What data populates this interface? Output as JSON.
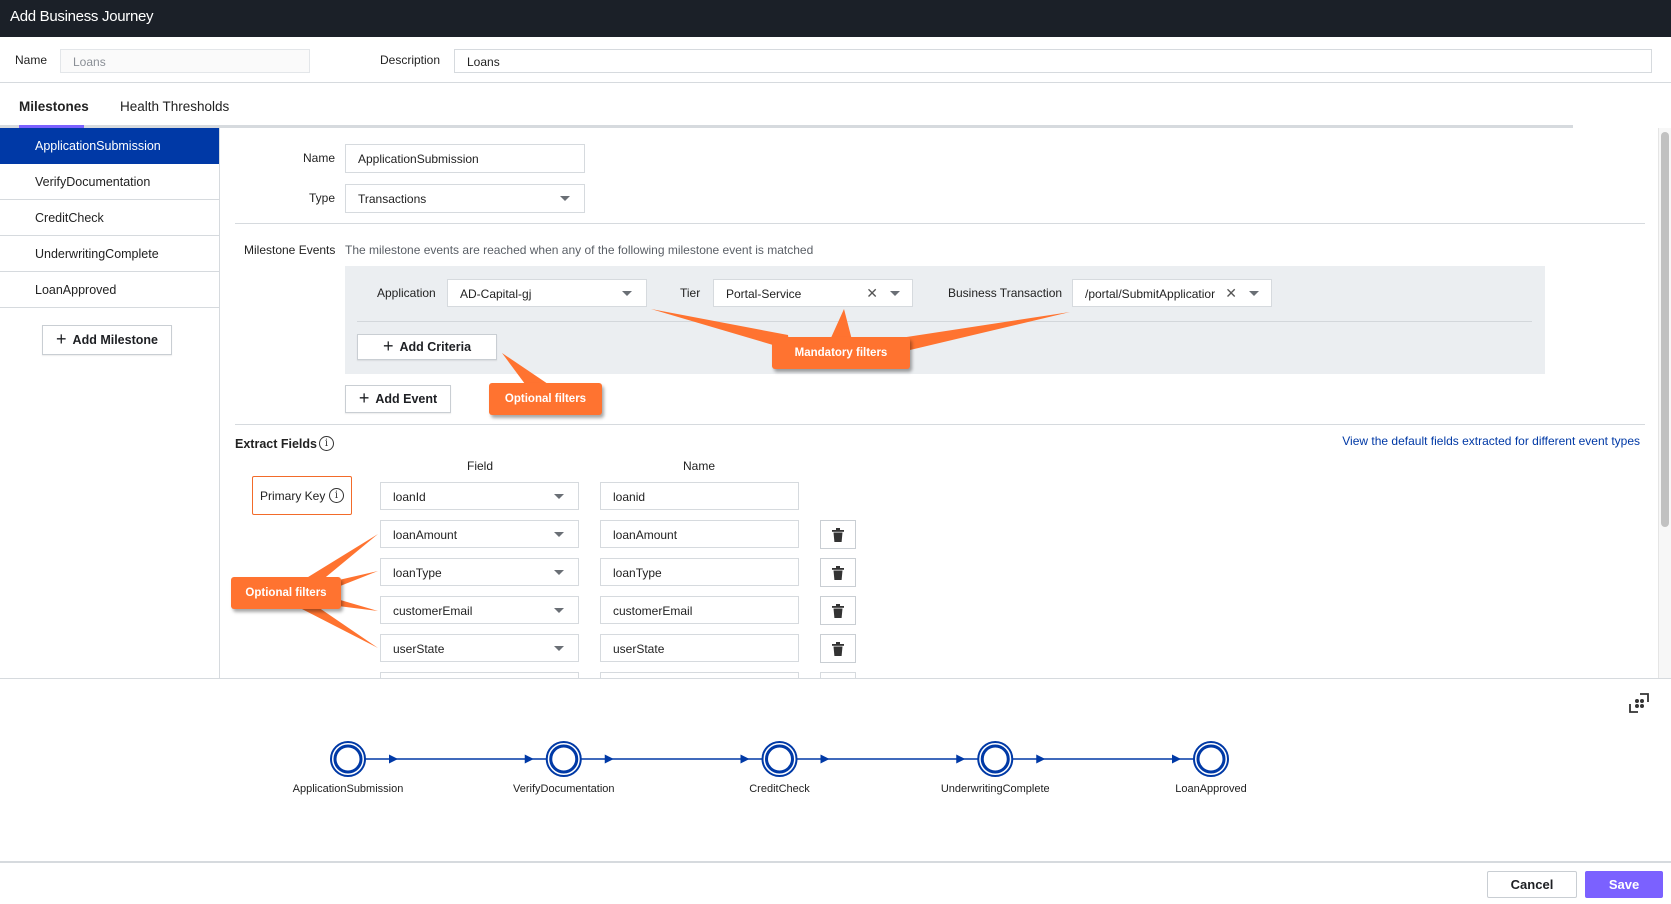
{
  "window": {
    "title": "Add Business Journey"
  },
  "journey": {
    "name_label": "Name",
    "name_value": "Loans",
    "description_label": "Description",
    "description_value": "Loans"
  },
  "tabs": [
    {
      "label": "Milestones",
      "active": true
    },
    {
      "label": "Health Thresholds",
      "active": false
    }
  ],
  "sidebar": {
    "milestones": [
      {
        "label": "ApplicationSubmission",
        "active": true
      },
      {
        "label": "VerifyDocumentation",
        "active": false
      },
      {
        "label": "CreditCheck",
        "active": false
      },
      {
        "label": "UnderwritingComplete",
        "active": false
      },
      {
        "label": "LoanApproved",
        "active": false
      }
    ],
    "add_milestone_label": "Add Milestone"
  },
  "milestone": {
    "name_label": "Name",
    "name_value": "ApplicationSubmission",
    "type_label": "Type",
    "type_value": "Transactions",
    "events_label": "Milestone Events",
    "events_description": "The milestone events are reached when any of the following milestone event is matched",
    "event": {
      "application_label": "Application",
      "application_value": "AD-Capital-gj",
      "tier_label": "Tier",
      "tier_value": "Portal-Service",
      "bt_label": "Business Transaction",
      "bt_value": "/portal/SubmitApplicatior"
    },
    "add_criteria_label": "Add Criteria",
    "add_event_label": "Add Event"
  },
  "extract_fields": {
    "title": "Extract Fields",
    "view_defaults_link": "View the default fields extracted for different event types",
    "field_header": "Field",
    "name_header": "Name",
    "primary_key_label": "Primary Key",
    "rows": [
      {
        "field": "loanId",
        "name": "loanid",
        "deletable": false
      },
      {
        "field": "loanAmount",
        "name": "loanAmount",
        "deletable": true
      },
      {
        "field": "loanType",
        "name": "loanType",
        "deletable": true
      },
      {
        "field": "customerEmail",
        "name": "customerEmail",
        "deletable": true
      },
      {
        "field": "userState",
        "name": "userState",
        "deletable": true
      }
    ]
  },
  "annotations": {
    "mandatory": "Mandatory filters",
    "optional_criteria": "Optional filters",
    "optional_fields": "Optional filters"
  },
  "flow": {
    "nodes": [
      "ApplicationSubmission",
      "VerifyDocumentation",
      "CreditCheck",
      "UnderwritingComplete",
      "LoanApproved"
    ]
  },
  "footer": {
    "cancel_label": "Cancel",
    "save_label": "Save"
  },
  "colors": {
    "accent": "#7b61ff",
    "selected": "#0039a6",
    "callout": "#ff7330",
    "topbar": "#1b2028"
  }
}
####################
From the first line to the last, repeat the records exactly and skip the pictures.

> _Solution below_:
What data populates this interface? Output as JSON.
{
  "window": {
    "title": "Add Business Journey"
  },
  "journey": {
    "name_label": "Name",
    "name_value": "Loans",
    "description_label": "Description",
    "description_value": "Loans"
  },
  "tabs": [
    {
      "label": "Milestones",
      "active": true
    },
    {
      "label": "Health Thresholds",
      "active": false
    }
  ],
  "sidebar": {
    "milestones": [
      {
        "label": "ApplicationSubmission",
        "active": true
      },
      {
        "label": "VerifyDocumentation",
        "active": false
      },
      {
        "label": "CreditCheck",
        "active": false
      },
      {
        "label": "UnderwritingComplete",
        "active": false
      },
      {
        "label": "LoanApproved",
        "active": false
      }
    ],
    "add_milestone_label": "Add Milestone"
  },
  "milestone": {
    "name_label": "Name",
    "name_value": "ApplicationSubmission",
    "type_label": "Type",
    "type_value": "Transactions",
    "events_label": "Milestone Events",
    "events_description": "The milestone events are reached when any of the following milestone event is matched",
    "event": {
      "application_label": "Application",
      "application_value": "AD-Capital-gj",
      "tier_label": "Tier",
      "tier_value": "Portal-Service",
      "bt_label": "Business Transaction",
      "bt_value": "/portal/SubmitApplicatior"
    },
    "add_criteria_label": "Add Criteria",
    "add_event_label": "Add Event"
  },
  "extract_fields": {
    "title": "Extract Fields",
    "view_defaults_link": "View the default fields extracted for different event types",
    "field_header": "Field",
    "name_header": "Name",
    "primary_key_label": "Primary Key",
    "rows": [
      {
        "field": "loanId",
        "name": "loanid",
        "deletable": false
      },
      {
        "field": "loanAmount",
        "name": "loanAmount",
        "deletable": true
      },
      {
        "field": "loanType",
        "name": "loanType",
        "deletable": true
      },
      {
        "field": "customerEmail",
        "name": "customerEmail",
        "deletable": true
      },
      {
        "field": "userState",
        "name": "userState",
        "deletable": true
      }
    ]
  },
  "annotations": {
    "mandatory": "Mandatory filters",
    "optional_criteria": "Optional filters",
    "optional_fields": "Optional filters"
  },
  "flow": {
    "nodes": [
      "ApplicationSubmission",
      "VerifyDocumentation",
      "CreditCheck",
      "UnderwritingComplete",
      "LoanApproved"
    ]
  },
  "footer": {
    "cancel_label": "Cancel",
    "save_label": "Save"
  },
  "colors": {
    "accent": "#7b61ff",
    "selected": "#0039a6",
    "callout": "#ff7330",
    "topbar": "#1b2028"
  }
}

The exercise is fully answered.